Voters in this year's local elections who care about high-quality early years provision are faced with a simple choice. Do we spend the weeks between now and May explaining the importance of the early years and defending provision that has taken decades to develop? Or do we stand back and watch while it is systematically cut back and closed down?

#earlyyearspledge is Early Education's campaign focused on the local government elections later this year in May. We are urging candidates for local election, and all councillors who are not up for re-election, to support our five-point pledge:

1. Protect children's centres, with services for all families and extra support for those in greatest need.

2. Protect maintained nursery schools.

3. Keep specialist local authority early years teams and a role for the local authority in ensuring quality.

4. Protect specialist services for young children with disabilities and special educational needs, together with support for their families.

5. Promote the best interests of summer-born children.

We understand that these are difficult times for local government, when the available resources are being so significantly reduced. All the same, early years provision is managed and paid for locally for the benefit of communities. Take the example of children's centres: it is local politicians who have presided over the reduction in numbers from 3,613 to 3,116 (figures from Parliament's Education Committee).

We know many local authorities have opted to maintain their whole network of children's centres, like Barnsley, Newham, Reading and Lincolnshire, to name a few. But while Hertfordshire has kept all 82 of its centres open, councillors in Peterborough have just voted to close down eight of the city's 15 children's centres. Local decisions matter.

Early Education is also very concerned about the future of maintained nursery schools. Parliament's Education Committee recently stated its concern that 'many maintained nursery schools have closed in the past decade'. We calculate that 92 have either closed or been merged into primary schools in England since 1999, with the total number dropping from 520 to 428. The number has more than halved in Wales, from 42 to 19, and there are serious threats to funding in Scotland. This is despite the evidence from the EPPE Project that nursery schools provide the best outcomes for disadvantaged children.

That advantage continues to benefit the children for the next decade of their schooling, especially those children with a poorer home learning environment. Likewise, Ofsted rates nursery schools as the most effective part of the maintained school system, with 55 per cent rated outstanding (compared to 17 per cent of primary schools).

Early Education is due to release the full findings of its recent member survey to coincide with the emergency Nursery School Summit on 14 March, but we can already reveal that only 12 per cent of nursery school head teachers currently feel confident about their school's future.

One typical response in the survey talks of how 'Nursery schools have developed their provision over the past 15 years through the Early Excellence Centre initiative, Sure Start, Neighbourhood Nursery, Children's Centre, and now Teaching Schools. Yet sustainability is still an issue due to the expense of running a nursery school compared to a nursery class in a primary school.'


ALL AREAS OF PROVISION AFFECTED

In fact, problems extend to all areas of early years provision. Our members are telling us that local authority advisory teams have been cut back significantly in many areas, reducing the support that they can offer early years settings and childminders. The number of local authority-provided courses and training opportunities reduces every year.

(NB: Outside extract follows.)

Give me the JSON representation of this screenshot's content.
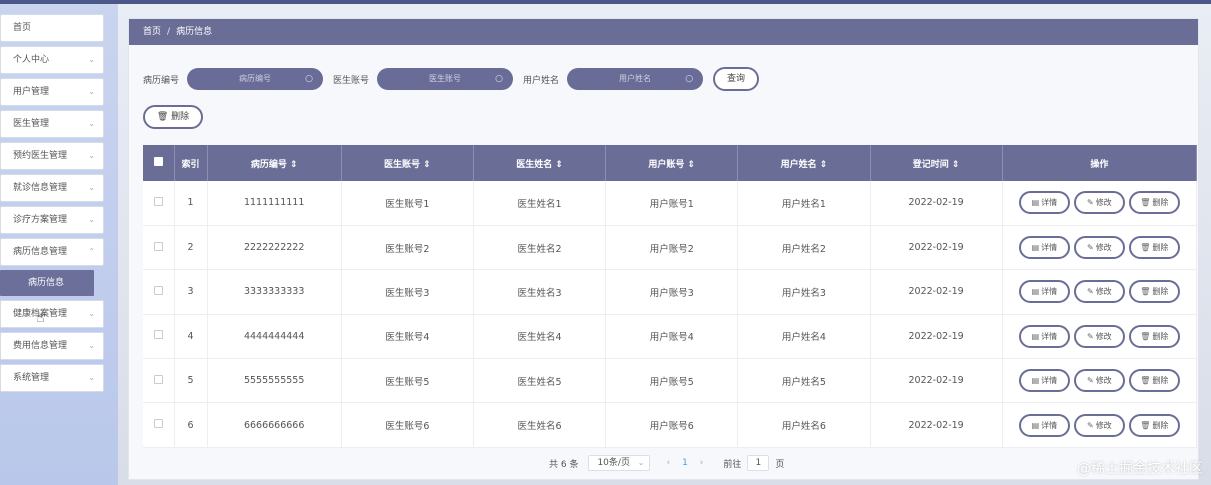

We know that early years practitioners, including childminders, have always shown a remarkable commitment to training, often in the evening or at weekends. Without good-quality professional development opportunities, and without regular on-site support from local advisory teams, it will become ever harder to improve. Inspection by Ofsted cannot, on its own, improve early years practice; as a 2010 report from the University of Oxford and the Daycare Trust found, local authorities have a key role to play.

This becomes even more critical with respect to the specialist support local authorities offer to early years practitioners and childminders working for the inclusion of young children with special needs and disabilities. Cutbacks here are yet another false economy: much greater costs will be incurred if children move on to statutory schooling without having received adequate early support.

A 2010 report from the Department for Children, Schools and Families found that 'support for early years settings to enable them to meet the needs of disabled children and those with special educational needs may be insufficient' and, even more worrying, that 'funding for early years settings, particularly for support and advice, falls short of that available in schools'.

With new arrangements for supporting children with special needs due to come into force later in the year, we are still faced with a depressingly familiar problem: early years settings in some areas are expected to include children with complex special needs, without the necessary resources or support. This is not true inclusion, and we cannot sustain this cut-price 'Cinderella service'.

The fifth issue that is concerning our members is the unfair treatment of summer-born children. This is another area where local politicians can really make a difference, for good or for ill. The legal position is clear: parents are entitled to defer school admission up to their child's fifth birthday. Yet in some parts of the country, parents find themselves under pressure from local authorities and from schools to enrol their summer-born children (who have only just turned four) into Reception classes. These classes are not always able to meet the needs of such young children.

Neil Leitch, chief executive of the Pre-School Learning Alliance, recently commented that 'although flexibility is there for parents, it is difficult for parents to access. To further compound this, many schools and local authorities convey mixed messages to parents.'

The negative effects of inflexible local arrangements could be huge: for example, research undertaken in 2013 by the Institute for Fiscal Studies found that summer-born children as a whole achieve poorer GCSE grades and are less likely to go to university relative to children born in September. They are also more likely to be labelled as having a mild special educational need, have lower self-confidence and are more likely to engage in risky behaviour when young.


MAKE THE CASE TO COUNCILLORS

In summary, our argument is that local politicians play a crucial role in making and delivering early years policy. In some local areas, well-informed councillors have protected early years provision, maintained core central services, and understood the needs of summer-born children. They have sound long-term decisions, acting on evidence like the research finding from Action for Children that for every £1 invested in an effective children's centre, £4.60 is generated in social value.

Our first high-profile supporter, John Biggs (Labour's candidate for directly-elected mayor in the London Borough of Tower Hamlets) has publicly backed our campaign, saying that 'this is an area we're very committed to in the Labour party, both nationally and locally, and is particularly important for a borough like Tower Hamlets with such high levels of child poverty.

'We are reassured that your campaign takes a pragmatic approach to the spending pressures local authorities face, but seeks commitment to prioritising the delivery of early years services in line with your principles. I'm proud to sign the pledge and commit to ensuring universal, good-quality early years provision is protected for all our families, if elected in May.'

So, Early Education strongly urges you to support and promote our #earlyyearspledge campaign. Spend the next few months getting in touch with your local councillors, and candidates for local elections. Explain why early years provision is so important and why the decisions they are responsible for matter so much. Invite them to see your work and meet parents of young children.

We understand that when overall resources are reduced, difficult decisions have to be made, including making savings in the funding of early years provision. But these savings should be proportionate and implemented in a way that does not undermine the provision which many families with young children rely on.


HOW TO KEEP UP WITH OUR CAMPAIGN

You can keep up with our campaign at www.eypledge.wordpress.com where you can find out about local action, like us on Facebook and follow us on Twitter @eypledge. We will be announcing regular online campaign themes, to celebrate what is best about the early years provision in your area and campaign to protect it.

Perhaps most useful of all, you can download our electronic campaign pack with plenty of advice, examples of emails and letters to send and a simple, six-point guide on how to set up a meeting with candidates for election in your local areas.

Please support us now. The sad truth is that we are losing much of our best early years provision. You may know why high-quality early years provision is important, but that won't make any difference unless you can persuade local politicians and local electors to agree with you. Otherwise we will all pay in the long term for cuts made in the short term.